Should I be concerned about myocarditis?
Myocarditis is inflammation of the heart muscle. It can be seen after many viruses, and we know that actual Covid infection can lead to severe myocarditis. It has been noted that a VERY rare side effect of mRNA Covid vaccines has been myocarditis particularly in older adolescent and young adult males. So just how rare is this side effect? It is estimated that there could be 60 cases of myocarditis out of every 1 million second doses of Covid vaccines given to males 12 years and older. Given how very rare this side effect is, it would not be expected that we would have seen any cases in the Pfizer 5-11 year old study. However, studies out of Israel suggest that the chance of myocarditis in the 5-11 year olds will be even more rare especially given the lower dose of the vaccine. There are at least 5 post authorization studies here in the US that will follow for rare side effects such as myocarditis.
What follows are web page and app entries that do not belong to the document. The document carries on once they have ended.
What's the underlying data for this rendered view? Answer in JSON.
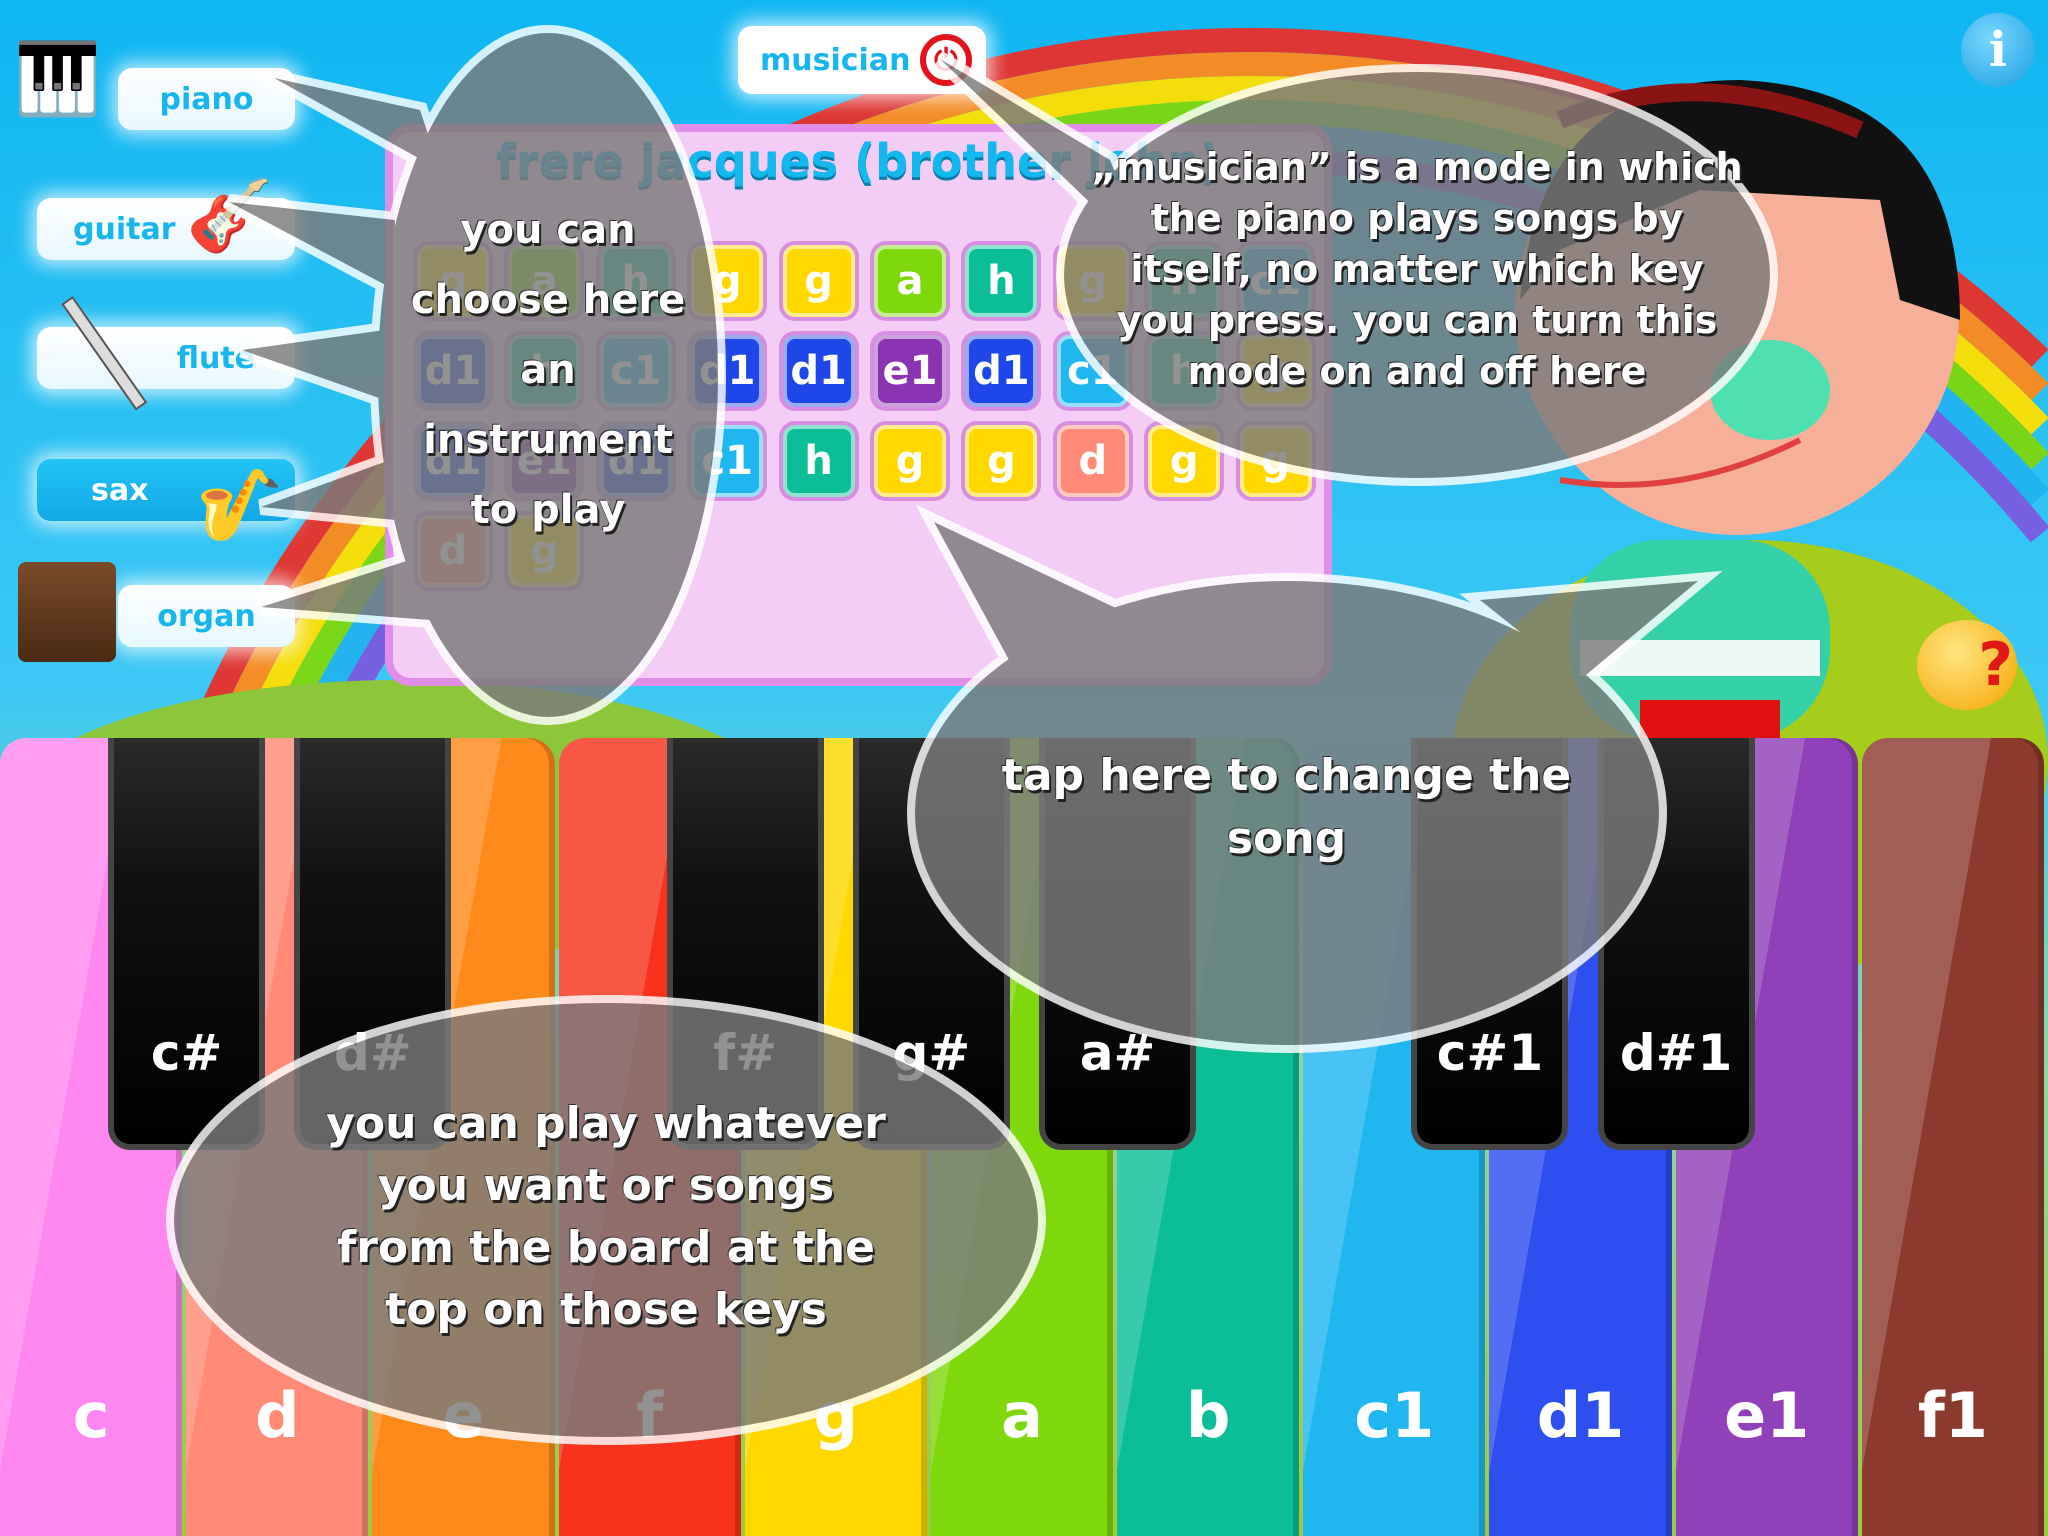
{
  "colors": {
    "sky": "#0fb6f2",
    "accent": "#19b6ee",
    "power": "#e0141c",
    "board": "#f3cdf5",
    "notes": {
      "c": "#ff88f0",
      "d": "#ff8a78",
      "e": "#ff8a1c",
      "f": "#f8321c",
      "g": "#ffd800",
      "a": "#7ed80c",
      "h": "#0cbe98",
      "b": "#0cbe98",
      "c1": "#20b6f0",
      "d1": "#1e46e8",
      "e1": "#8a34b4",
      "f1": "#8c3a2e"
    }
  },
  "instruments": [
    {
      "label": "piano",
      "icon": "grand-piano-icon",
      "selected": true
    },
    {
      "label": "guitar",
      "icon": "electric-guitar-icon"
    },
    {
      "label": "flute",
      "icon": "flute-icon"
    },
    {
      "label": "sax",
      "icon": "saxophone-icon"
    },
    {
      "label": "organ",
      "icon": "organ-icon"
    }
  ],
  "musician": {
    "label": "musician",
    "icon": "power-icon",
    "state": "on"
  },
  "info": {
    "icon": "info-icon",
    "glyph": "i"
  },
  "help": {
    "icon": "help-emoji-icon",
    "glyph": "?"
  },
  "song": {
    "title": "frere jacques (brother john)",
    "rows": [
      [
        "g",
        "a",
        "h",
        "g",
        "g",
        "a",
        "h",
        "g",
        "h",
        "c1"
      ],
      [
        "d1",
        "h",
        "c1",
        "d1",
        "d1",
        "e1",
        "d1",
        "c1",
        "h",
        "g"
      ],
      [
        "d1",
        "e1",
        "d1",
        "c1",
        "h",
        "g",
        "g",
        "d",
        "g",
        "g"
      ],
      [
        "d",
        "g"
      ]
    ]
  },
  "keyboard": {
    "white": [
      {
        "label": "c",
        "color": "#ff88f0"
      },
      {
        "label": "d",
        "color": "#ff8a78"
      },
      {
        "label": "e",
        "color": "#ff8a1c"
      },
      {
        "label": "f",
        "color": "#f8321c"
      },
      {
        "label": "g",
        "color": "#ffd800"
      },
      {
        "label": "a",
        "color": "#7ed80c"
      },
      {
        "label": "b",
        "color": "#0cbe98"
      },
      {
        "label": "c1",
        "color": "#20b6f0"
      },
      {
        "label": "d1",
        "color": "#2e4ef0"
      },
      {
        "label": "e1",
        "color": "#9040b8"
      },
      {
        "label": "f1",
        "color": "#8c3a2e"
      }
    ],
    "black": [
      {
        "label": "c#",
        "after": 0
      },
      {
        "label": "d#",
        "after": 1
      },
      {
        "label": "f#",
        "after": 3
      },
      {
        "label": "g#",
        "after": 4
      },
      {
        "label": "a#",
        "after": 5
      },
      {
        "label": "c#1",
        "after": 7
      },
      {
        "label": "d#1",
        "after": 8
      }
    ]
  },
  "tips": {
    "instrument": [
      "you can",
      "choose here",
      "an",
      "instrument",
      "to play"
    ],
    "musician": [
      "„musician” is a mode in which",
      "the piano plays songs by",
      "itself, no matter which key",
      "you press. you can turn this",
      "mode on and off here"
    ],
    "song": [
      "tap here to change the",
      "song"
    ],
    "keys": [
      "you can play whatever",
      "you want or songs",
      "from the board at the",
      "top on those keys"
    ]
  }
}
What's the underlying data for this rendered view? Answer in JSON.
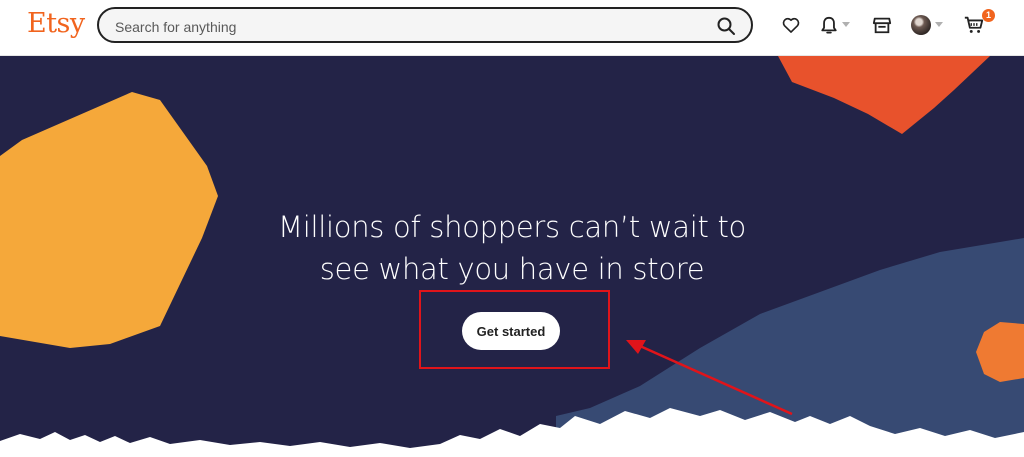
{
  "header": {
    "logo": "Etsy",
    "search": {
      "placeholder": "Search for anything",
      "value": ""
    },
    "icons": [
      "heart-icon",
      "bell-icon",
      "shop-icon",
      "avatar",
      "cart-icon"
    ],
    "cart_count": "1"
  },
  "hero": {
    "headline_line1": "Millions of shoppers can’t wait to",
    "headline_line2": "see what you have in store",
    "cta_label": "Get started"
  },
  "colors": {
    "brand": "#f1641e",
    "hero_bg": "#232347",
    "annotation": "#e0141a",
    "shape_yellow": "#f5a83a",
    "shape_orange": "#e8522c",
    "shape_blue": "#374a73"
  }
}
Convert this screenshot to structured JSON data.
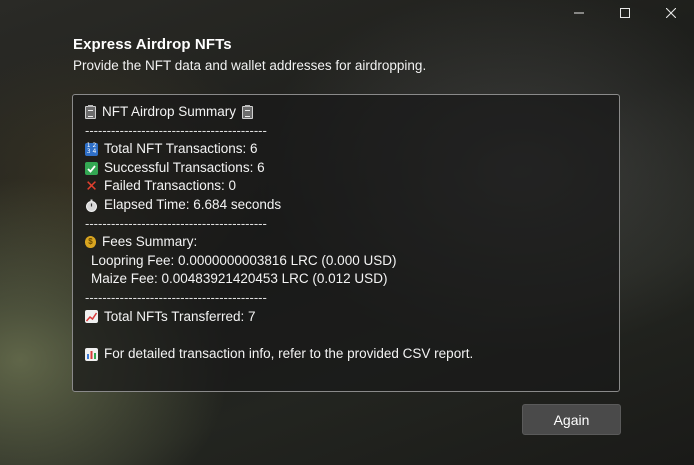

When can children get their Covid vaccine?
Once a child meets the age criteria, then they can get their vaccine at any time. The CDC has said that the Covid vaccine can be given at the same time as any other childhood vaccines including the influenza vaccine. For children who have had Covid, the recommendation at this time is that they can receive the Covid vaccine as soon as the 10 day quarantine period is over and the child is fever free from their Covid illness. If your child was hospitalized and received any kind of antibody therapy for Covid, then you should discuss with your child’s doctor as far as timing of the vaccine.
The decision to vaccinate your children against Covid will be a personal choice for each family. It is understandable that parents may have questions about covid vaccines in their children especially given the amount of information (much of it not scientific information) that can be found online. I encourage all families to discuss any questions or concerns with your child’s pediatrician or other trusted healthcare provider.